Suejeanne Koh reviews three books—Robin DiAngelo’s White Fragility, Robert P. Jones’s White Too Long: The Legacy of White Supremacy in American Christianity, and Khyati Y. Joshi’s White Christian Privilege—and discusses the intersections of whiteness and Christianity.
For W.E.B. Du Bois, to evoke both feel and problem in the above quote is to see himself through the eyes of the white American and understand himself in terms of deficit. But while Du Bois doesn’t deny that structural racism exists, in the word feel he creates distance from only seeing himself as a problem, pointing instead to the possibility and vitality of the Black intellectual project as a spiritual task. Du Bois’s evocation of feeling in this context interrogates the defining white gaze, a gaze that might assert that to be American is to be white; to feel is to slip out of this moral accounting and to insist on the viability of being Black and American.

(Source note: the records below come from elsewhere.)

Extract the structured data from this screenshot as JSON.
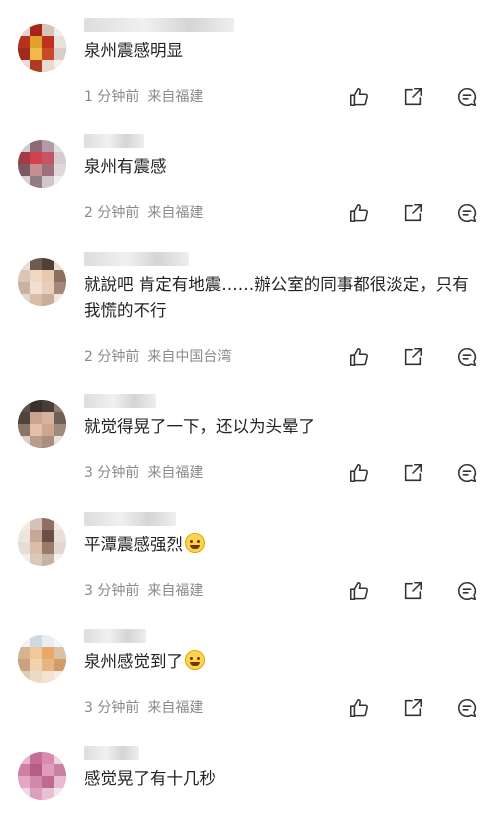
{
  "comments": [
    {
      "text": "泉州震感明显",
      "time": "1 分钟前",
      "location": "来自福建"
    },
    {
      "text": "泉州有震感",
      "time": "2 分钟前",
      "location": "来自福建"
    },
    {
      "text": "就說吧 肯定有地震……辦公室的同事都很淡定，只有我慌的不行",
      "time": "2 分钟前",
      "location": "来自中国台湾"
    },
    {
      "text": "就觉得晃了一下，还以为头晕了",
      "time": "3 分钟前",
      "location": "来自福建"
    },
    {
      "text": "平潭震感强烈",
      "time": "3 分钟前",
      "location": "来自福建",
      "emoji": "laugh-cry-emoji"
    },
    {
      "text": "泉州感觉到了",
      "time": "3 分钟前",
      "location": "来自福建",
      "emoji": "crying-emoji"
    },
    {
      "text": "感觉晃了有十几秒"
    }
  ],
  "icons": {
    "like": "thumbs-up-icon",
    "repost": "share-arrow-icon",
    "reply": "comment-bubble-icon"
  },
  "colors": {
    "text": "#222222",
    "meta": "#8a8a8a",
    "icon": "#333333",
    "background": "#ffffff"
  }
}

Employing Du Bois’s insight of feeling in this way might help us to think differently through a particular phenomenon in our contemporary moment—the proliferation of book discussions on race, racism, and anti-racism in the wake of George Floyd’s murder, and more specifically in Christian communities....Read more.